Work instructions ->
Number of lines with "fraction" in the data: give that figure by itself.

Data to examine ->

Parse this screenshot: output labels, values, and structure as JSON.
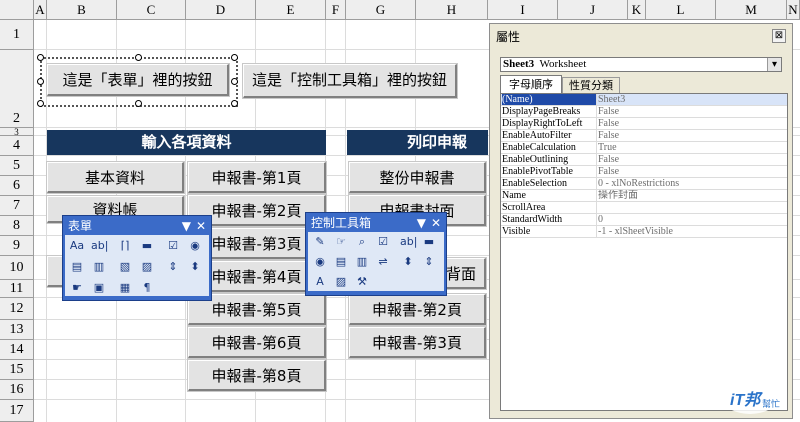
{
  "columns": [
    "A",
    "B",
    "C",
    "D",
    "E",
    "F",
    "G",
    "H",
    "I",
    "J",
    "K",
    "L",
    "M",
    "N"
  ],
  "rows": [
    "1",
    "2",
    "3",
    "4",
    "5",
    "6",
    "7",
    "8",
    "9",
    "10",
    "11",
    "12",
    "13",
    "14",
    "15",
    "16",
    "17"
  ],
  "sheet": {
    "form_button": "這是「表單」裡的按鈕",
    "control_button": "這是「控制工具箱」裡的按鈕",
    "section_input": "輸入各項資料",
    "section_print": "列印申報",
    "input_buttons": [
      "基本資料",
      "資料帳"
    ],
    "report_buttons": [
      "申報書-第1頁",
      "申報書-第2頁",
      "申報書-第3頁",
      "申報書-第4頁",
      "申報書-第5頁",
      "申報書-第6頁",
      "申報書-第8頁"
    ],
    "print_buttons": [
      "整份申報書",
      "申報書封面",
      "背面",
      "申報書-第2頁",
      "申報書-第3頁"
    ]
  },
  "form_toolbar": {
    "title": "表單",
    "menu_glyph": "▼",
    "close_glyph": "✕",
    "tools": [
      {
        "icon": "label-icon",
        "glyph": "Aa"
      },
      {
        "icon": "textbox-icon",
        "glyph": "ab|"
      },
      {
        "icon": "groupbox-icon",
        "glyph": "⌈⌉"
      },
      {
        "icon": "button-icon",
        "glyph": "▬"
      },
      {
        "icon": "checkbox-icon",
        "glyph": "☑"
      },
      {
        "icon": "radio-icon",
        "glyph": "◉"
      },
      {
        "icon": "listbox-icon",
        "glyph": "▤"
      },
      {
        "icon": "combobox-icon",
        "glyph": "▥"
      },
      {
        "icon": "combo-list-icon",
        "glyph": "▧"
      },
      {
        "icon": "combo-dropdown-icon",
        "glyph": "▨"
      },
      {
        "icon": "scrollbar-icon",
        "glyph": "⇕"
      },
      {
        "icon": "spinner-icon",
        "glyph": "⬍"
      },
      {
        "icon": "control-properties-icon",
        "glyph": "☛"
      },
      {
        "icon": "edit-code-icon",
        "glyph": "▣"
      },
      {
        "icon": "toggle-grid-icon",
        "glyph": "▦"
      },
      {
        "icon": "run-dialog-icon",
        "glyph": "¶"
      }
    ]
  },
  "control_toolbar": {
    "title": "控制工具箱",
    "menu_glyph": "▼",
    "close_glyph": "✕",
    "tools": [
      {
        "icon": "design-mode-icon",
        "glyph": "✎"
      },
      {
        "icon": "properties-icon",
        "glyph": "☞"
      },
      {
        "icon": "view-code-icon",
        "glyph": "⌕"
      },
      {
        "icon": "checkbox-icon",
        "glyph": "☑"
      },
      {
        "icon": "textbox-icon",
        "glyph": "ab|"
      },
      {
        "icon": "command-button-icon",
        "glyph": "▬"
      },
      {
        "icon": "option-button-icon",
        "glyph": "◉"
      },
      {
        "icon": "listbox-icon",
        "glyph": "▤"
      },
      {
        "icon": "combobox-icon",
        "glyph": "▥"
      },
      {
        "icon": "toggle-button-icon",
        "glyph": "⇌"
      },
      {
        "icon": "spin-button-icon",
        "glyph": "⬍"
      },
      {
        "icon": "scrollbar-icon",
        "glyph": "⇕"
      },
      {
        "icon": "label-icon",
        "glyph": "A"
      },
      {
        "icon": "image-icon",
        "glyph": "▨"
      },
      {
        "icon": "more-controls-icon",
        "glyph": "⚒"
      }
    ]
  },
  "properties": {
    "title": "屬性",
    "close_glyph": "⊠",
    "object_name": "Sheet3",
    "object_type": "Worksheet",
    "dropdown_glyph": "▾",
    "tabs": [
      "字母順序",
      "性質分類"
    ],
    "rows": [
      {
        "key": "(Name)",
        "value": "Sheet3"
      },
      {
        "key": "DisplayPageBreaks",
        "value": "False"
      },
      {
        "key": "DisplayRightToLeft",
        "value": "False"
      },
      {
        "key": "EnableAutoFilter",
        "value": "False"
      },
      {
        "key": "EnableCalculation",
        "value": "True"
      },
      {
        "key": "EnableOutlining",
        "value": "False"
      },
      {
        "key": "EnablePivotTable",
        "value": "False"
      },
      {
        "key": "EnableSelection",
        "value": "0 - xlNoRestrictions"
      },
      {
        "key": "Name",
        "value": "操作封面"
      },
      {
        "key": "ScrollArea",
        "value": ""
      },
      {
        "key": "StandardWidth",
        "value": "0"
      },
      {
        "key": "Visible",
        "value": "-1 - xlSheetVisible"
      }
    ]
  },
  "watermark": {
    "brand": "iT邦",
    "sub": "幫忙"
  }
}
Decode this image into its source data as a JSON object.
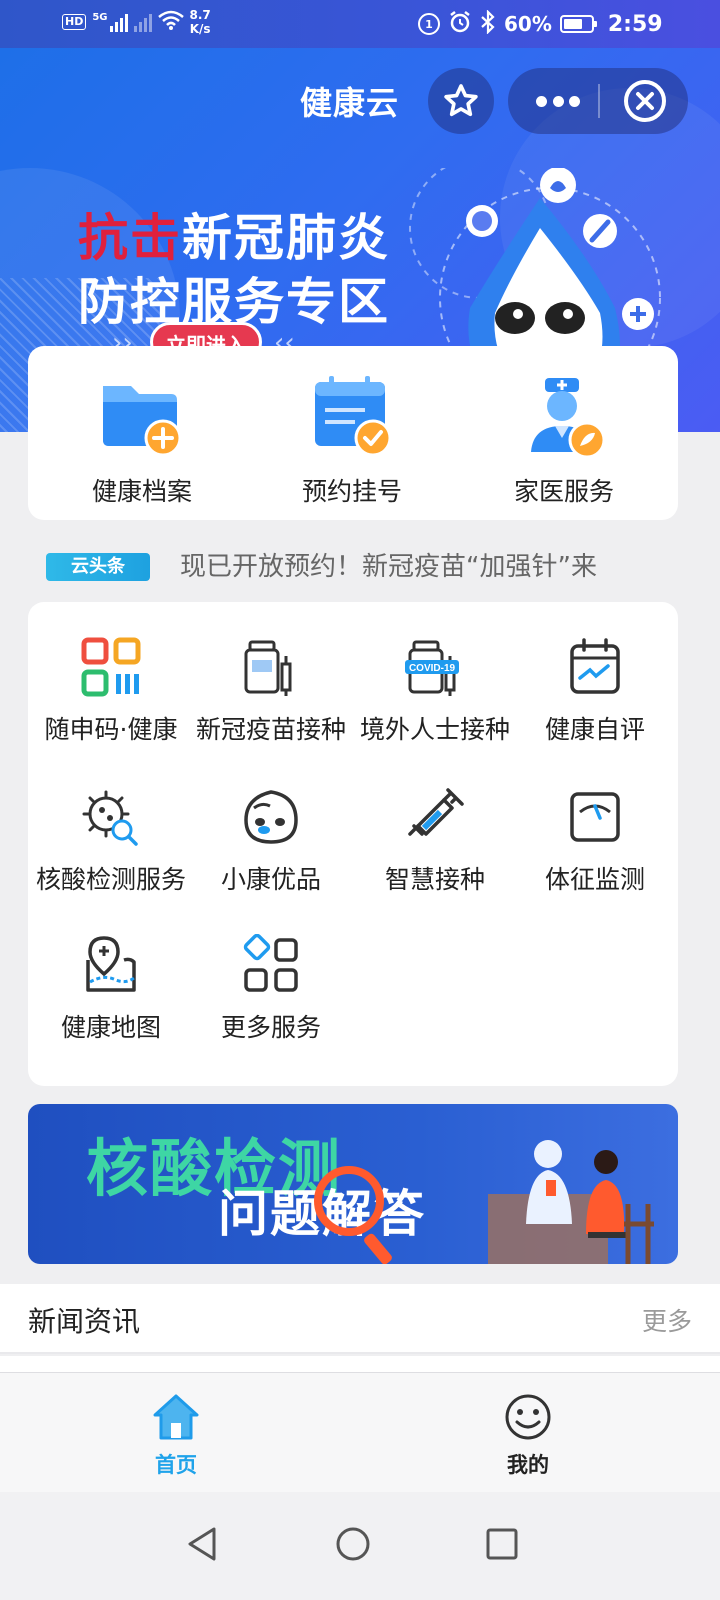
{
  "status_bar": {
    "hd": "HD",
    "signal1": "5G",
    "net_speed_value": "8.7",
    "net_speed_unit": "K/s",
    "battery": "60%",
    "time": "2:59",
    "icons": [
      "hd-icon",
      "signal-5g-icon",
      "signal-icon",
      "wifi-icon",
      "data-saver-icon",
      "alarm-icon",
      "bluetooth-icon",
      "battery-icon"
    ]
  },
  "nav": {
    "title": "健康云"
  },
  "banner": {
    "line1_red": "抗击",
    "line1_rest": "新冠肺炎",
    "line2": "防控服务专区",
    "button": "立即进入"
  },
  "quick": [
    {
      "label": "健康档案",
      "icon": "folder-plus-icon"
    },
    {
      "label": "预约挂号",
      "icon": "calendar-check-icon"
    },
    {
      "label": "家医服务",
      "icon": "doctor-icon"
    }
  ],
  "ticker": {
    "badge": "云头条",
    "text": "现已开放预约！新冠疫苗“加强针”来"
  },
  "services": [
    {
      "label": "随申码·健康",
      "icon": "qr-code-icon"
    },
    {
      "label": "新冠疫苗接种",
      "icon": "vaccine-vial-icon"
    },
    {
      "label": "境外人士接种",
      "icon": "covid19-vial-icon"
    },
    {
      "label": "健康自评",
      "icon": "calendar-chart-icon"
    },
    {
      "label": "核酸检测服务",
      "icon": "virus-search-icon"
    },
    {
      "label": "小康优品",
      "icon": "mascot-face-icon"
    },
    {
      "label": "智慧接种",
      "icon": "syringe-icon"
    },
    {
      "label": "体征监测",
      "icon": "gauge-icon"
    },
    {
      "label": "健康地图",
      "icon": "map-pin-icon"
    },
    {
      "label": "更多服务",
      "icon": "more-grid-icon"
    }
  ],
  "covid_badge": "COVID-19",
  "ad2": {
    "title": "核酸检测",
    "subtitle": "问题解答"
  },
  "news": {
    "title": "新闻资讯",
    "more": "更多"
  },
  "tabbar": {
    "home": "首页",
    "mine": "我的"
  },
  "colors": {
    "accent": "#1fa3ea",
    "banner": "#2f6cf0",
    "promo_red": "#e0203d",
    "ad_green": "#3ed6a4"
  }
}
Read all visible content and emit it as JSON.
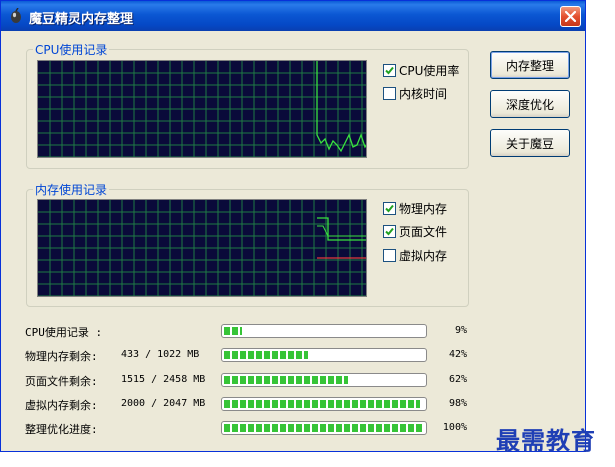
{
  "window": {
    "title": "魔豆精灵内存整理"
  },
  "cpu_group": {
    "legend": "CPU使用记录",
    "checks": [
      {
        "label": "CPU使用率",
        "checked": true
      },
      {
        "label": "内核时间",
        "checked": false
      }
    ]
  },
  "mem_group": {
    "legend": "内存使用记录",
    "checks": [
      {
        "label": "物理内存",
        "checked": true
      },
      {
        "label": "页面文件",
        "checked": true
      },
      {
        "label": "虚拟内存",
        "checked": false
      }
    ]
  },
  "buttons": {
    "optimize": "内存整理",
    "deep": "深度优化",
    "about": "关于魔豆"
  },
  "stats": [
    {
      "label": "CPU使用记录 :",
      "amount": "",
      "percent_text": "9%",
      "fraction": 0.09
    },
    {
      "label": "物理内存剩余:",
      "amount": "433 / 1022 MB",
      "percent_text": "42%",
      "fraction": 0.42
    },
    {
      "label": "页面文件剩余:",
      "amount": "1515 / 2458 MB",
      "percent_text": "62%",
      "fraction": 0.62
    },
    {
      "label": "虚拟内存剩余:",
      "amount": "2000 / 2047 MB",
      "percent_text": "98%",
      "fraction": 0.98
    },
    {
      "label": "整理优化进度:",
      "amount": "",
      "percent_text": "100%",
      "fraction": 1.0
    }
  ],
  "watermark": "最需教育",
  "colors": {
    "title_bar": "#0b57d3",
    "graph_bg": "#0a0a3a",
    "graph_grid": "#1f7a44",
    "cpu_line": "#39e23f",
    "phys_line": "#39e23f",
    "page_line": "#39e23f",
    "virt_line": "#e23a3a",
    "progress_fill": "#37c437"
  }
}
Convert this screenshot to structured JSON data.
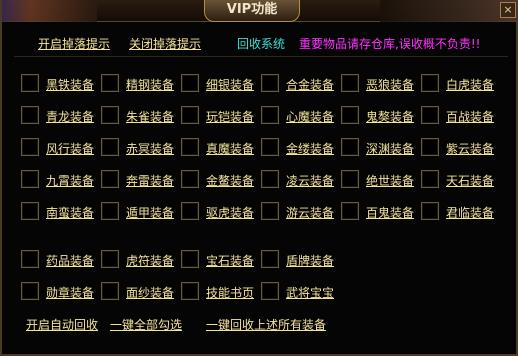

Finished exercise ->
5